When I took my role as CEO of HEARIS in March 2013, I pondered what to do with Fusion. In the end I decided to ‘gift’ it to TwoCents. My role and focus had changed, and I felt the team at TwoCents would be much better equipped and resourced to run events to support women in small business. It was a tough decision – there was a lot (and I mean a LOT) of me in Fusion … but by the time I left TwoCents there was also a lot of other people in Fusion too. And I wanted to give due respect to that space that I had created, and the women within it, to take it to the next level.

When I gifted it to TwoCents I asked to still be involved as MC or host as appropriate. The format has changed however, and there’s no the space for me in that kind of role. And, to be frank, there’s not really the space in my life for that kind of role in that context.

It is a delicious full-circle moment that this new, re-formatted, ‘sans-Cat’ Fusion event features and profiles the gorgeously successful Dominic Rizzo. You see, the very first Fusion Businesswomen’s Luncheons, way back in 2008, were hosted at Mondo Organics Restaurant (as it was then known). And of course, that’s a massive part of Dominic’s trajectory to gustatory success and fame. That I’m sure is accidental … as the TwoCents team wouldn’t have known that, nor made the connection. Synchronicities like that make me smile.

For those who’ve been concerned – the TwoCents team have my full blessings on taking on the Fusion name, spirit and events. Yes, it will be different, and they always do great stuff. And they’re one of the best full-service marketing agency servicing the SME market I know.

I have a couple of ‘new’ ideas up my sleeve to revisit the juicy conversations that I loved about those early Fusion events … and I’m plotting and scheming a new series of provoCATions when it comes to sparking the conversations that matter. Stay tuned … all good things happen when the time is right. Perfect actually.



Business Start-Up 101 (as taught through website design)

I’ve just spent the morning helping a friend with his new website. Well, that was the original agenda.
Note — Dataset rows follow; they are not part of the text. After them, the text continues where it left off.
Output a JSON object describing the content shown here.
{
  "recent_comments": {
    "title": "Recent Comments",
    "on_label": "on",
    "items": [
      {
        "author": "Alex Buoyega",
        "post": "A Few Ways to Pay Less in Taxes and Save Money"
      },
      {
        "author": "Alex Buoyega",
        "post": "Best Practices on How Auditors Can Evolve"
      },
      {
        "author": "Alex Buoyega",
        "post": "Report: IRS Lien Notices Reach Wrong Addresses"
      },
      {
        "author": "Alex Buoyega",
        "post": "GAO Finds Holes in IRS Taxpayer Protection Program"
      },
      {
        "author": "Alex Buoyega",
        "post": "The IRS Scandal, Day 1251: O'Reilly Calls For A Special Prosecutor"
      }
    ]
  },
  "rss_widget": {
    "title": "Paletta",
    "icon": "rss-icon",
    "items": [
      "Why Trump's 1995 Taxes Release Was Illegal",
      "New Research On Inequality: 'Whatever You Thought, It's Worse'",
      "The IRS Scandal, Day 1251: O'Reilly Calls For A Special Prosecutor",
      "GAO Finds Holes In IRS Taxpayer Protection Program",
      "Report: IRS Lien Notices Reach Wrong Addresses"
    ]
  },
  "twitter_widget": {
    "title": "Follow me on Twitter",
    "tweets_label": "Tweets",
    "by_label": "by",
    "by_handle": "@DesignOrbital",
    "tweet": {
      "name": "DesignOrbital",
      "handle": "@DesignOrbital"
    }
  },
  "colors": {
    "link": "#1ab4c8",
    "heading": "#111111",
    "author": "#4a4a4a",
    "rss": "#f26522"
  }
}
What we really did;

  • clarify the purpose of the business
  • refine the target market of the business
  • identify the voice and look of the business
  • determine the business model for the business (how it’s going to make money)
  • started identifying priorities
  • determined a realistic launch timeline
  • determined business brand, personal brand, product and service sub-brands
  • identified cross-promotion opportunities to his existing business & networks
  • mapped out his content strategy
  • established tasks for moving forward, staying accountable and getting this thing ‘shipped’, not just an idea
  • found stock imagery to illustrate the new site
  • established the skeleton of the website
  • learned how to ‘do stuff’ in the web platform he’s using (squarepsace, it’s my new fave)
  • identified desired domain name; registered the next best available

He was well along in his thinking about what he wanted to do. And I know him well enough to make some assumptions about his strengths … and what he wants to do. So we were able to do this in a casual three hours. And I think the business has now moved from idea to something very tangible, very real. As he said, ‘this shit’s getting real’.

It’s one of the reasons I love website design – not because I can design (I can’t), but because, when you decide to build a website you HAVE TO answer all those questions above. Well, you should. And those questions are far more about your actual business than they are about your website.

Business start-up 101 – taught through website design.